*** Begin section ***

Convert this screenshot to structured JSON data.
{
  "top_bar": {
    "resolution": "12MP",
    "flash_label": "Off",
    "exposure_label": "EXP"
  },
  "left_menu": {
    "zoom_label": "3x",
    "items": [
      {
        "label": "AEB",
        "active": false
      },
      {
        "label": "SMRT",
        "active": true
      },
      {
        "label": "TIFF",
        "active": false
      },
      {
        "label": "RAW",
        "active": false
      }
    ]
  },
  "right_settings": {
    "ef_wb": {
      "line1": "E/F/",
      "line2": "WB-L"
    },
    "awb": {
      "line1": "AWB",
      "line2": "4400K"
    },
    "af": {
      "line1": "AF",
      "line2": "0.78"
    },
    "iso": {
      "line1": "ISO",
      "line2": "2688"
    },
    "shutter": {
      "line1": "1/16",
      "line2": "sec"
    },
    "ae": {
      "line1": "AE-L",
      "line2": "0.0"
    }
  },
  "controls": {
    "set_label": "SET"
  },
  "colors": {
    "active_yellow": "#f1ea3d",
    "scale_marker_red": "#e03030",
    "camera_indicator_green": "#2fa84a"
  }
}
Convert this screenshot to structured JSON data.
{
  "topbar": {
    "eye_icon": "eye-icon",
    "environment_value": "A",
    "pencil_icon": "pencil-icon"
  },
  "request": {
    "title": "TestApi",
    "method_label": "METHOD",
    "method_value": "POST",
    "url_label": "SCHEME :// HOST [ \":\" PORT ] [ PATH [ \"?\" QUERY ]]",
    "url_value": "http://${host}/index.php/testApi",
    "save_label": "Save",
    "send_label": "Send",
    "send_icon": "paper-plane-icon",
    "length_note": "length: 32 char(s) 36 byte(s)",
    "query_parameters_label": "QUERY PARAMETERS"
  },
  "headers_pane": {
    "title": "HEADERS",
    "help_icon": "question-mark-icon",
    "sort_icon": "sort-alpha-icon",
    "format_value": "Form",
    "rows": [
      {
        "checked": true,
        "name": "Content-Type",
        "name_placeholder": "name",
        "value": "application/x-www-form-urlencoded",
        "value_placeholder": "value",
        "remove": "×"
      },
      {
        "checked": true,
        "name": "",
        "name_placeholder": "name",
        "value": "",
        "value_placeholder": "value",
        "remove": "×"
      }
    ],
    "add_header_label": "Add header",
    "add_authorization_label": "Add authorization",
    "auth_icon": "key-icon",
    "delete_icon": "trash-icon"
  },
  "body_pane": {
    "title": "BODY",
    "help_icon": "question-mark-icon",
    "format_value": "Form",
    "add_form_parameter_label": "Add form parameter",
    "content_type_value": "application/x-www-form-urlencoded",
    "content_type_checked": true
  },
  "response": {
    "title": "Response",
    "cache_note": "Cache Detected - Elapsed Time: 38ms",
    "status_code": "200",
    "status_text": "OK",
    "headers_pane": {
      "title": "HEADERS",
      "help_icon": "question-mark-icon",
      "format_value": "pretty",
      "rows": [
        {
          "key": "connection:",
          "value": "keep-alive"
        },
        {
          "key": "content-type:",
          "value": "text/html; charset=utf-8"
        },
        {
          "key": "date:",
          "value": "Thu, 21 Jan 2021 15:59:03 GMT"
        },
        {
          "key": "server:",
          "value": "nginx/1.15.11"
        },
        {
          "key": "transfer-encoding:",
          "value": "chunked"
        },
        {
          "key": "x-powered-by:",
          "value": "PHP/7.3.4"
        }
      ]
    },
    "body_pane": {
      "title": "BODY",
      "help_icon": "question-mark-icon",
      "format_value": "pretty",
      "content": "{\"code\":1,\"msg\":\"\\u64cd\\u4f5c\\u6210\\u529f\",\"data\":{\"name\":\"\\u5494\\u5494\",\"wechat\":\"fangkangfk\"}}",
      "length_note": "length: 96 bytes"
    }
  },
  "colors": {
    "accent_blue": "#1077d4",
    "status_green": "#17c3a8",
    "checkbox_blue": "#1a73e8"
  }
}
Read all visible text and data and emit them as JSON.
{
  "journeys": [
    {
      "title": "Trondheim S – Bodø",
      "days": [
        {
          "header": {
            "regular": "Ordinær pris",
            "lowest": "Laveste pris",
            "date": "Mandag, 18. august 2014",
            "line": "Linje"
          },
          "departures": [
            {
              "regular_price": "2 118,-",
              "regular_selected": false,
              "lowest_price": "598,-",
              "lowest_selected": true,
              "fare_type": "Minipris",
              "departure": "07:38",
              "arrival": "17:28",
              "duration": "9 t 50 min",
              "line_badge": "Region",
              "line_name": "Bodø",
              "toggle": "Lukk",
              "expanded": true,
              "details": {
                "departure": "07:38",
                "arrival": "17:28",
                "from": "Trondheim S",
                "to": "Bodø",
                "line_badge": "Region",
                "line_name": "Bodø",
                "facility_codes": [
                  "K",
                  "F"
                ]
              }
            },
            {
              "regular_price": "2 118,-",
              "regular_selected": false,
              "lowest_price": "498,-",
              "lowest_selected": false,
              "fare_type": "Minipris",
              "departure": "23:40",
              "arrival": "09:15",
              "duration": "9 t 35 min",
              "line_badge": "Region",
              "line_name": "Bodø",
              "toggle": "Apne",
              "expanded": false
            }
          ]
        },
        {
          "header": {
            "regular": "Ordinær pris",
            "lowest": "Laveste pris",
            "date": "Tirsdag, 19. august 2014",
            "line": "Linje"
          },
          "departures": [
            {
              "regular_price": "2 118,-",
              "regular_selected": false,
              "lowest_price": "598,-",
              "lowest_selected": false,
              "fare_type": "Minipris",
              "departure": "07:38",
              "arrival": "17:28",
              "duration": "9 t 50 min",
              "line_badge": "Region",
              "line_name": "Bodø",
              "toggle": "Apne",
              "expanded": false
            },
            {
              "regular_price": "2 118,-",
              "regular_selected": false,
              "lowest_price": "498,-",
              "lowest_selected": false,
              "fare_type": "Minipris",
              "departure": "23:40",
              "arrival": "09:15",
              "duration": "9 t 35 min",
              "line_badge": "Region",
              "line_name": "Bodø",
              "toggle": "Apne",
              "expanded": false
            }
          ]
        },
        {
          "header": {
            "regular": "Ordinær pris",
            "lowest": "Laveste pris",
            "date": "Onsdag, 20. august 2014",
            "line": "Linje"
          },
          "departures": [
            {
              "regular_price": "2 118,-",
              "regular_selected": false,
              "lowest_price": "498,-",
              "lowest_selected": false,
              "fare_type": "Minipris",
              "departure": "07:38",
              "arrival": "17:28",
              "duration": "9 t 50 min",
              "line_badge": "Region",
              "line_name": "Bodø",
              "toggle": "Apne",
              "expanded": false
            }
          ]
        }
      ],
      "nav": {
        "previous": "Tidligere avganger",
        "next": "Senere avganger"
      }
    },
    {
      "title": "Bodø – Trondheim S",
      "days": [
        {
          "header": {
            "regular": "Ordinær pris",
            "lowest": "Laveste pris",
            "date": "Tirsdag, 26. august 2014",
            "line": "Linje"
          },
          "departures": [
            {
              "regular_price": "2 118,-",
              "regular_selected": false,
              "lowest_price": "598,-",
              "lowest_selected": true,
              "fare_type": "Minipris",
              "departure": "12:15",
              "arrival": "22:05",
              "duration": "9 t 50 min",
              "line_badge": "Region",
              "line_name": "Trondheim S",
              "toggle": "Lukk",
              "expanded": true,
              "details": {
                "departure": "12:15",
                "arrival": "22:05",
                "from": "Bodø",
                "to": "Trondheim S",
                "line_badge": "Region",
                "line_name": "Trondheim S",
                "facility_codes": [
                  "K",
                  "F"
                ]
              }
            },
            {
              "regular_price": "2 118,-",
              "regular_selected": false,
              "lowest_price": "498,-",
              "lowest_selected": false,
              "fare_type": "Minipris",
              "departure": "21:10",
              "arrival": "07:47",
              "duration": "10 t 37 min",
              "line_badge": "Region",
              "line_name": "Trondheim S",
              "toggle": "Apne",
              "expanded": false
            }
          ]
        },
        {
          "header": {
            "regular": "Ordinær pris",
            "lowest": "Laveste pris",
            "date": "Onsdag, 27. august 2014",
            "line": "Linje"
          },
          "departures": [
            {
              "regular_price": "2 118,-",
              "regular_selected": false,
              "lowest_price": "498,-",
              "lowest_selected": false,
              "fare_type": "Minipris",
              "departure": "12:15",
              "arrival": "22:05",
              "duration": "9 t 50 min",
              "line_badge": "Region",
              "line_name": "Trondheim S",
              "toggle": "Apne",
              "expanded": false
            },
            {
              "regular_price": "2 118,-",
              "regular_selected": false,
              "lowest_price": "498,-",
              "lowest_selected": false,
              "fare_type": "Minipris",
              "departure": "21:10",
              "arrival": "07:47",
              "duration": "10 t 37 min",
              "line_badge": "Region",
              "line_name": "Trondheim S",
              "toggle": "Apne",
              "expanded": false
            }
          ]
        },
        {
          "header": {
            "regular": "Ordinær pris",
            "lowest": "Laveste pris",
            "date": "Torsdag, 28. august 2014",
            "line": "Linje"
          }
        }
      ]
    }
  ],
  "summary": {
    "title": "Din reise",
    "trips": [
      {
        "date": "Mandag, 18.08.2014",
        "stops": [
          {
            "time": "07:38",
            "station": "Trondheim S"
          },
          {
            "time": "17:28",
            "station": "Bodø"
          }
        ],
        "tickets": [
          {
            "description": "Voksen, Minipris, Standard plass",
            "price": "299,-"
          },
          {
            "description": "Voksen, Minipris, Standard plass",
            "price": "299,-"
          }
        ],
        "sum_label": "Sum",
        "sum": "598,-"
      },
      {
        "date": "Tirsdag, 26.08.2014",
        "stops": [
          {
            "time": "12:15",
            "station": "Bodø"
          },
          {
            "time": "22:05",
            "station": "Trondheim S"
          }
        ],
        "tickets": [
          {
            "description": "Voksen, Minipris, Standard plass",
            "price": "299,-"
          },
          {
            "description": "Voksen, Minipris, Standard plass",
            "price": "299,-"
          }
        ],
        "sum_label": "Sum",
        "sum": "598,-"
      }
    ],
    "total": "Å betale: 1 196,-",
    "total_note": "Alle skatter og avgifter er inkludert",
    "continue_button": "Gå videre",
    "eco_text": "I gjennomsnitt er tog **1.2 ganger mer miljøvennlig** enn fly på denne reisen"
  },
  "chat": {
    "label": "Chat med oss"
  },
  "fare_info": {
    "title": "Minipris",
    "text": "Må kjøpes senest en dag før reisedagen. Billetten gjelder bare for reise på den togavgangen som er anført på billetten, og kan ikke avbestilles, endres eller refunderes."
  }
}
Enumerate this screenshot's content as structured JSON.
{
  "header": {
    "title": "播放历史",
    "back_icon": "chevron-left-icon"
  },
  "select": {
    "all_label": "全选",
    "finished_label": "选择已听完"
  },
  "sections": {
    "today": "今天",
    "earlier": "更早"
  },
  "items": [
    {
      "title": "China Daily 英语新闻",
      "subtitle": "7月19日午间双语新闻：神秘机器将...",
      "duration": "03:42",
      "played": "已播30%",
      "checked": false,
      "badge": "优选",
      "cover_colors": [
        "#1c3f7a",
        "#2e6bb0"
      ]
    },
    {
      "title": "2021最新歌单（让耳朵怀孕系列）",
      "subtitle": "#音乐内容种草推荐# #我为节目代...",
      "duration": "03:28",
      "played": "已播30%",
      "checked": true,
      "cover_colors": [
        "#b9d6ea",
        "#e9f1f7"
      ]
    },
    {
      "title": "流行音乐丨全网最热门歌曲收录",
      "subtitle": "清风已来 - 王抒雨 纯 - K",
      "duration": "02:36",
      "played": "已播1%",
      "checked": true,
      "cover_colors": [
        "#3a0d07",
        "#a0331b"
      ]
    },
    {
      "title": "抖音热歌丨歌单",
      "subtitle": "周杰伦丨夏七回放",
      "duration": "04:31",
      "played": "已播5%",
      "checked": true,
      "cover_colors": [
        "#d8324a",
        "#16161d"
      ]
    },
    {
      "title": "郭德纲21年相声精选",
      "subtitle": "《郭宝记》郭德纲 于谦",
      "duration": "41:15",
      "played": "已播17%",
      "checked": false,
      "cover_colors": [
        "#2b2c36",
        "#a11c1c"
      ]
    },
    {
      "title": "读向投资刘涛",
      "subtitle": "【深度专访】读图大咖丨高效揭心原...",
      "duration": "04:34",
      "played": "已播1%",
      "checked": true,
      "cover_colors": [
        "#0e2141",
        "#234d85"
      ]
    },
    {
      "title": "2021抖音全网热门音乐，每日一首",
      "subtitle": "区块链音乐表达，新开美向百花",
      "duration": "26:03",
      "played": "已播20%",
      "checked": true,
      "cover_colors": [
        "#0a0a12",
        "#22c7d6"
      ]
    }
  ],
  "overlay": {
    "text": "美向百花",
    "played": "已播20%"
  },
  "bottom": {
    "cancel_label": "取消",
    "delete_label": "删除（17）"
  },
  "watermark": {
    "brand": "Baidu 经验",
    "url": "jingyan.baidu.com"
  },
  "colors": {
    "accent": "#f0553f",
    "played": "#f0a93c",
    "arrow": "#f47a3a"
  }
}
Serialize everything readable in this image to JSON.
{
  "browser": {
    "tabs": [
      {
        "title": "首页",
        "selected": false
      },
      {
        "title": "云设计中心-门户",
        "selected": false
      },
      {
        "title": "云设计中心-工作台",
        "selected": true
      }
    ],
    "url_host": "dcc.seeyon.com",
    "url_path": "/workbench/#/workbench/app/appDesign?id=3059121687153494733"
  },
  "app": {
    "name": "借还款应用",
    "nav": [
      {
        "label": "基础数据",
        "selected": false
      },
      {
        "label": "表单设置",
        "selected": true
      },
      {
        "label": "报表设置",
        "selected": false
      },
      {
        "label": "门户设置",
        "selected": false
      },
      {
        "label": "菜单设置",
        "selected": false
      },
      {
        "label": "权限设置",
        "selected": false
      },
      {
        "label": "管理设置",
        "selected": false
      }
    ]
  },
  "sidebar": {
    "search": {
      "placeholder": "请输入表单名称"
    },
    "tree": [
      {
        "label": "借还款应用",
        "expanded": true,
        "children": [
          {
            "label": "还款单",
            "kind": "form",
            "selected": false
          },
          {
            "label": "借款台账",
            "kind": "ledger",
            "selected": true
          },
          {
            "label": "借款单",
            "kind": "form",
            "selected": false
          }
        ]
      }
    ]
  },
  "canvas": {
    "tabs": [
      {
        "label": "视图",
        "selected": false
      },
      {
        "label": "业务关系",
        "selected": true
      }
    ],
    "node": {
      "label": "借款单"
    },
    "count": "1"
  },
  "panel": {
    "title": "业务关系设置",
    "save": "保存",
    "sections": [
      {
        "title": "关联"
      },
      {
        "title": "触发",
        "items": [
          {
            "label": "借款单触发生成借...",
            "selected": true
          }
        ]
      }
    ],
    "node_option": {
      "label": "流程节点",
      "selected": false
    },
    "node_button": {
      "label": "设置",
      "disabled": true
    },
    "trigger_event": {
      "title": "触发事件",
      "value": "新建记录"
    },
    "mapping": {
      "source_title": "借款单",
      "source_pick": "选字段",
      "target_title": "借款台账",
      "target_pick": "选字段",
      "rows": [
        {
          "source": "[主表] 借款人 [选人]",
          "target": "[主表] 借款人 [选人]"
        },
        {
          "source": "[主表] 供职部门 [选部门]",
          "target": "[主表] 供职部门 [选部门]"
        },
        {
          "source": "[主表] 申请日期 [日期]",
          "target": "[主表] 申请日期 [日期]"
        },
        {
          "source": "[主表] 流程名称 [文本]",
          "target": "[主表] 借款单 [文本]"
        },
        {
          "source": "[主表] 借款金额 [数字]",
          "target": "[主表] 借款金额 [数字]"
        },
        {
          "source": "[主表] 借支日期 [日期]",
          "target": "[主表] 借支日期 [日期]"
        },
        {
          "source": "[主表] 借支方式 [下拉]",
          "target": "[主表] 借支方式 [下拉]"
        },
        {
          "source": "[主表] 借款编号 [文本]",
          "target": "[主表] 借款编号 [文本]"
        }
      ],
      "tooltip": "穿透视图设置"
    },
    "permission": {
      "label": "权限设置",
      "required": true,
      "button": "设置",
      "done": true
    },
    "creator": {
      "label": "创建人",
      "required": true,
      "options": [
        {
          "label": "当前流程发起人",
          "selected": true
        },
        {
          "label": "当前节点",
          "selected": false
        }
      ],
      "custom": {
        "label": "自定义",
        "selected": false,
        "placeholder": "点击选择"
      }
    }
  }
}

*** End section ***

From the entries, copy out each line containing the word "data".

• [Answer for this exercise]
Convert this screenshot to structured JSON data.
Convert this screenshot to structured JSON data.
      "content": "{\"code\":1,\"msg\":\"\\u64cd\\u4f5c\\u6210\\u529f\",\"data\":{\"name\":\"\\u5494\\u5494\",\"wechat\":\"fangkangfk\"}}",
Read all visible text and data and emit them as JSON.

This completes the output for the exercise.